Space-shuttle retirement homes: Cape Canaveral, New York, Los Angeles and Washington, D.C.
Shuttle Atlantis on display at Kennedy Space Center on Tuesday, April 12, before NASA's announcement. (RED HUBER, ORLANDO SENTINEL / April 12, 2011)
NASA Administrator Charles Bolden announced Tuesday that the Visitors Center here will get to keep and display Atlantis for visitors and for the thousands of KSC workers who spent their careers launching the shuttles into orbit over the past three decades.
As expected, KSC won a nationwide sweepstakes to keep one of the three remaining active shuttles that have been the backbone of America's space program since 1981. U.S. Sen. Bill Nelson, a Democrat from Brevard County, had pushed hard to keep Atlantis here.
Bolden delivered the news to more than 500 cheering NASA officials and employees gathered outside KSC's orbiter maintenance facility — where Atlantis is being prepared for its final mission — for a celebration of the 30th anniversary of the first shuttle launch.
Bolden also announced that shuttle Discovery, as expected, will go to the Smithsonian Institution in Washington D.C. The Smithsonian in turn will give up Enterprise, a full-scale shuttle mockup that never made it into orbit, which will be displayed on board the retired aircraft carrier Intrepid in New York City.
Endeavour, the final active shuttle, will go to the California Science Center in Los Angeles.
The announcement touched off a party at the KSC Visitor Complex, with live bands, dancing and shuttle-shaped cakes in front of its shuttle mock-up attraction, Explorer. More than 1,500 NASA workers were expected to join in.
"This is really about the legacy the space programs have done over the years," said Bill Moore, chief operating officer at the KSC Visitor Complex. "To be able to display Atlantis, I think, really boosts the spirits of the locals and of the state of Florida, and I think people will come from around the world."
Everyone expected KSC to get a shuttle, since Bolden was making the announcement here. Before he even got the words out of his mouth – as an image of Atlantis flashed across video screens -- the NASA employees erupted into applause. As Bolden went from surprise to laughter to tears, the crowd stood in ovation.
Bolden's emotional swing reflected not only the joy in the gathering but his own personal experiences, as a former astronaut and colleague of 14 astronauts lost with two shuttles, Challenger in 1986 and Columbia in 2003. His voice broke as he recalled them as friends.
His emotions also reflected the political stress he faced in the decisions.
"You have no idea what that applause means to me," he said. "It's been a rough day."
At least 17 other cities had applied for a shuttle— including Houston, home of Johnson Space Center where astronauts train and shuttle Mission Control.
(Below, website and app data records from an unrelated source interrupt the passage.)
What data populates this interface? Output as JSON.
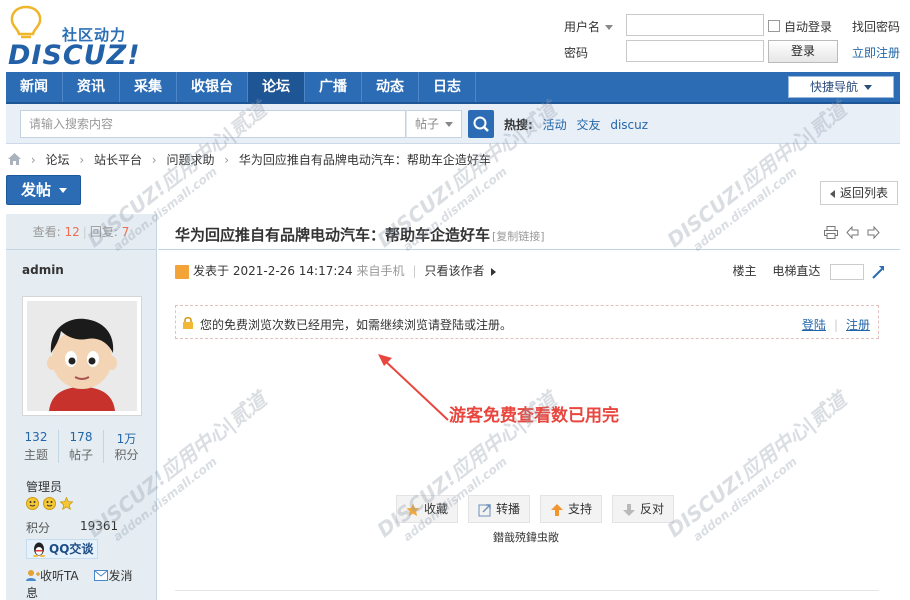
{
  "header": {
    "slogan": "社区动力",
    "logo_word": "DISCUZ!",
    "login": {
      "username_label": "用户名",
      "password_label": "密码",
      "auto_login": "自动登录",
      "login_button": "登录",
      "find_password": "找回密码",
      "register": "立即注册"
    }
  },
  "nav": {
    "items": [
      {
        "label": "新闻"
      },
      {
        "label": "资讯"
      },
      {
        "label": "采集"
      },
      {
        "label": "收银台"
      },
      {
        "label": "论坛",
        "active": true
      },
      {
        "label": "广播"
      },
      {
        "label": "动态"
      },
      {
        "label": "日志"
      }
    ],
    "quick_nav": "快捷导航"
  },
  "search": {
    "placeholder": "请输入搜索内容",
    "scope": "帖子",
    "hot_label": "热搜:",
    "hot": [
      "活动",
      "交友",
      "discuz"
    ]
  },
  "breadcrumb": [
    "论坛",
    "站长平台",
    "问题求助",
    "华为回应推自有品牌电动汽车：帮助车企造好车"
  ],
  "post_button": "发帖",
  "back_button": "返回列表",
  "sidebar": {
    "views_label": "查看:",
    "views": "12",
    "replies_label": "回复:",
    "replies": "7",
    "username": "admin",
    "counts": [
      {
        "value": "132",
        "label": "主题"
      },
      {
        "value": "178",
        "label": "帖子"
      },
      {
        "value": "1万",
        "label": "积分"
      }
    ],
    "role": "管理员",
    "score_label": "积分",
    "score": "19361",
    "qq": "QQ交谈",
    "follow": "收听TA",
    "message": "发消息"
  },
  "thread": {
    "title": "华为回应推自有品牌电动汽车：帮助车企造好车",
    "copy_link": "[复制链接]",
    "posted_prefix": "发表于",
    "posted_at": "2021-2-26 14:17:24",
    "source": "来自手机",
    "only_author": "只看该作者",
    "floor": "楼主",
    "elevator": "电梯直达",
    "lock_message": "您的免费浏览次数已经用完，如需继续浏览请登陆或注册。",
    "login_link": "登陆",
    "register_link": "注册",
    "annotation": "游客免费查看数已用完",
    "actions": [
      "收藏",
      "转播",
      "支持",
      "反对"
    ],
    "garbled": "鐟戠殑鍏虫敞"
  },
  "watermark": {
    "brand": "DISCUZ!应用中心|贰道",
    "domain": "addon.dismall.com"
  },
  "colors": {
    "nav_blue": "#2b6cb5",
    "link_blue": "#2366a8",
    "sidebar_bg": "#e5edf2",
    "annotation_red": "#e8473f"
  }
}
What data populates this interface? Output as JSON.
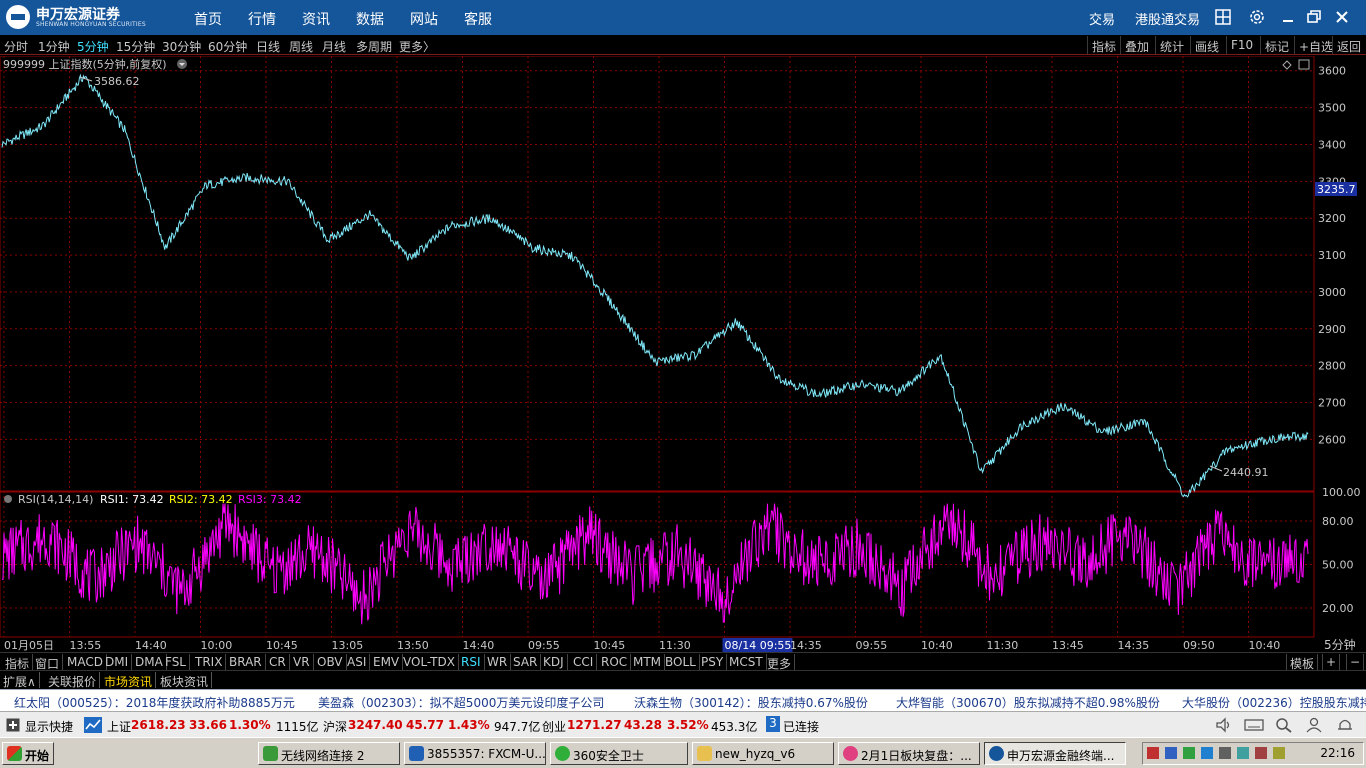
{
  "app": {
    "logo_cn": "申万宏源证券",
    "logo_en": "SHENWAN HONGYUAN SECURITIES",
    "nav": [
      "首页",
      "行情",
      "资讯",
      "数据",
      "网站",
      "客服"
    ],
    "right_links": [
      "交易",
      "港股通交易"
    ]
  },
  "periods": [
    "分时",
    "1分钟",
    "5分钟",
    "15分钟",
    "30分钟",
    "60分钟",
    "日线",
    "周线",
    "月线",
    "多周期",
    "更多〉"
  ],
  "active_period": "5分钟",
  "tools": [
    "指标",
    "叠加",
    "统计",
    "画线",
    "F10",
    "标记",
    "+自选",
    "返回"
  ],
  "main_chart": {
    "title": "999999 上证指数(5分钟,前复权)",
    "current_label": "3235.7",
    "high_label": "3586.62",
    "low_label": "2440.91"
  },
  "rsi": {
    "name": "RSI(14,14,14)",
    "rsi1": "RSI1: 73.42",
    "rsi2": "RSI2: 73.42",
    "rsi3": "RSI3: 73.42"
  },
  "chart_data": [
    {
      "type": "line",
      "y_ticks": [
        "3600",
        "3500",
        "3400",
        "3300",
        "3200",
        "3100",
        "3000",
        "2900",
        "2800",
        "2700",
        "2600"
      ],
      "ylim": [
        2460,
        3640
      ],
      "grid": true,
      "x_ticks": [
        "01月05日",
        "13:55",
        "14:40",
        "10:00",
        "10:45",
        "13:05",
        "13:50",
        "14:40",
        "09:55",
        "10:45",
        "11:30",
        "08/14 09:55",
        "14:35",
        "09:55",
        "10:40",
        "11:30",
        "13:45",
        "14:35",
        "09:50",
        "10:40"
      ],
      "series": [
        {
          "values": [
            3400,
            3450,
            3586,
            3440,
            3120,
            3290,
            3310,
            3300,
            3140,
            3210,
            3090,
            3180,
            3200,
            3120,
            3095,
            2960,
            2810,
            2830,
            2920,
            2770,
            2720,
            2750,
            2730,
            2830,
            2510,
            2640,
            2690,
            2620,
            2650,
            2441,
            2570,
            2600,
            2610
          ]
        }
      ]
    },
    {
      "type": "line",
      "y_ticks": [
        "100.00",
        "80.00",
        "50.00",
        "20.00"
      ],
      "ylim": [
        0,
        100
      ],
      "grid": true,
      "series": [
        {
          "values": [
            55,
            70,
            40,
            65,
            30,
            80,
            45,
            60,
            25,
            75,
            50,
            68,
            35,
            72,
            42,
            58,
            28,
            78,
            48,
            62,
            33,
            85,
            40,
            66,
            52,
            74,
            30,
            70,
            45,
            60
          ]
        }
      ]
    }
  ],
  "timeframe_label": "5分钟",
  "indicators": [
    "指标",
    "窗口",
    "MACD",
    "DMI",
    "DMA",
    "FSL",
    "TRIX",
    "BRAR",
    "CR",
    "VR",
    "OBV",
    "ASI",
    "EMV",
    "VOL-TDX",
    "RSI",
    "WR",
    "SAR",
    "KDJ",
    "CCI",
    "ROC",
    "MTM",
    "BOLL",
    "PSY",
    "MCST",
    "更多"
  ],
  "active_indicator": "RSI",
  "indicator_right": [
    "模板",
    "+",
    "−"
  ],
  "info_tabs": [
    "扩展∧",
    "关联报价",
    "市场资讯",
    "板块资讯"
  ],
  "active_info": "市场资讯",
  "news": [
    "红太阳（000525）：2018年度获政府补助8885万元",
    "美盈森（002303）：拟不超5000万美元设印度子公司",
    "沃森生物（300142）：股东减持0.67%股份",
    "大烨智能（300670）股东拟减持不超0.98%股份",
    "大华股份（002236）控股股东减持"
  ],
  "status": {
    "shortcut": "显示快捷",
    "sh_name": "上证",
    "sh_value": "2618.23",
    "sh_change": "33.66",
    "sh_pct": "1.30%",
    "sh_vol": "1115亿",
    "hs_name": "沪深",
    "hs_value": "3247.40",
    "hs_change": "45.77",
    "hs_pct": "1.43%",
    "hs_vol": "947.7亿",
    "cy_name": "创业",
    "cy_value": "1271.27",
    "cy_change": "43.28",
    "cy_pct": "3.52%",
    "cy_vol": "453.3亿",
    "conn_num": "3",
    "conn_text": "已连接"
  },
  "taskbar": {
    "start": "开始",
    "tasks": [
      "无线网络连接 2",
      "3855357: FXCM-U...",
      "360安全卫士",
      "new_hyzq_v6",
      "2月1日板块复盘：...",
      "申万宏源金融终端..."
    ],
    "clock": "22:16"
  },
  "colors": {
    "nav_bg": "#15559a",
    "price_line": "#7fe8f8",
    "rsi_line": "#ff00ff",
    "grid": "#8b0000",
    "up_red": "#d40000"
  }
}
"The thought of an orbiter not coming home to rest at Space Center Houston is truly tragic," said a clearly angry U.S. Rep. John Culberson, R-Texas. "It is analogous to Detroit without a Model-T, or Florence without a da Vinci."
Like other Texas Republicans, he accused the Democratic administration of Barack Obama of playing politics in deciding where to send the orbiters. And in fact, both states that got shuttles – California and New York – are reliably Democratic.
In a later press conference, NASA officials insisted their decision was based entirely on pre-announced criteria such as projected attendance and broad public access, not politics.
Olga Dominguez, who as NASA associate administrator of strategic infrastructure oversaw the sweepstakes, said that Houston, Chicago, Dayton, Seattle and other places will be getting what she called "significant" shuttle artifacts, such as simulators and other training equipment.
The Atlantis award is a moral and morale victory for the Space Coast, but also a reminder of times past. The area is losing more than 7,000 jobs with the retirement of the shuttle program later this year, and NASA has no plans for a successor program for at least seven years.
Endeavour is set to launch April 29 on an 14-day mission to the International Space Station. When it returns, workers will drain its toxic fuels and clean up other chemicals so that it's suitable for public display. Discovery is already in that process.
Atlantis will end the shuttle program with its final mission, currently set for a late-June launch.
The Visitor Center intends to spend $75 million on a building to house Atlantis in a display that will make it look as if it is flying in space. NASA expects all the shuttles to be delivered by the end of 2012. The KSC Visitor Center intends to open the Atlantis attraction in 2013.
Mark K. Matthews can be reached at firstname.lastname@example.org. Scott Powers can be reached at email@example.com or 407-420-5441.